[Element data from apps and pages]

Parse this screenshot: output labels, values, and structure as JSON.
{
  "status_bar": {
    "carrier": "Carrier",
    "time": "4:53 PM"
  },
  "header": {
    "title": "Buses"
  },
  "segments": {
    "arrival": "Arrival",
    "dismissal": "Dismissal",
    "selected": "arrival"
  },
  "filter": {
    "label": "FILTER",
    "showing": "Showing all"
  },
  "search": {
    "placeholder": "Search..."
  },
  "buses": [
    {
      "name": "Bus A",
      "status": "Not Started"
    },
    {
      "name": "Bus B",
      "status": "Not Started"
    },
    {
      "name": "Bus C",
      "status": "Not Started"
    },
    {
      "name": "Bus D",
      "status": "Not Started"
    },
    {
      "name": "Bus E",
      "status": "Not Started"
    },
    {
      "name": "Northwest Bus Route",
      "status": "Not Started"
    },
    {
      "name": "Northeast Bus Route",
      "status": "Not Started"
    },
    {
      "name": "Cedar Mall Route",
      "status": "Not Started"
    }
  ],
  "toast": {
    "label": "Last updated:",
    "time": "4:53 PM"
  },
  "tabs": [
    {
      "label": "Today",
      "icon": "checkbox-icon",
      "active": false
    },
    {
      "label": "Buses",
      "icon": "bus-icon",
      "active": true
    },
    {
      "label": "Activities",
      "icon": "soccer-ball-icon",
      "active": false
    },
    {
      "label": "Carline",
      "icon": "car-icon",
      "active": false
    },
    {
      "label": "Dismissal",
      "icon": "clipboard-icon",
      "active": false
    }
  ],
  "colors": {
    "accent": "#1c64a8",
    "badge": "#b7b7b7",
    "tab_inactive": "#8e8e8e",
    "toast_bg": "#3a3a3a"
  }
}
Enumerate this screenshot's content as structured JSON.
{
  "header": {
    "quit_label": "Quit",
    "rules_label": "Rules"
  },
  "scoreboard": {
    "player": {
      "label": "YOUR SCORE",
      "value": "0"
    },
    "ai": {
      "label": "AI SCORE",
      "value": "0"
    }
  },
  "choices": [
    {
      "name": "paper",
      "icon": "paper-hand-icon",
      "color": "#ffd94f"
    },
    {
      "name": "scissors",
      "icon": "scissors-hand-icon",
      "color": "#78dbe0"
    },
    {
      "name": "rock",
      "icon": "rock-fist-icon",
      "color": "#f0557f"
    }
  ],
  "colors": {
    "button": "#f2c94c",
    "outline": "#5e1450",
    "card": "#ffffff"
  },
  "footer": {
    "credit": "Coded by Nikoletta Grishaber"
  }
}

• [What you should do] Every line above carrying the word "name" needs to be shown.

• [Written response]
      "name": "Bus A",
      "name": "Bus B",
      "name": "Bus C",
      "name": "Bus D",
      "name": "Bus E",
      "name": "Northwest Bus Route",
      "name": "Northeast Bus Route",
      "name": "Cedar Mall Route",
      "name": "paper",
      "name": "scissors",
      "name": "rock",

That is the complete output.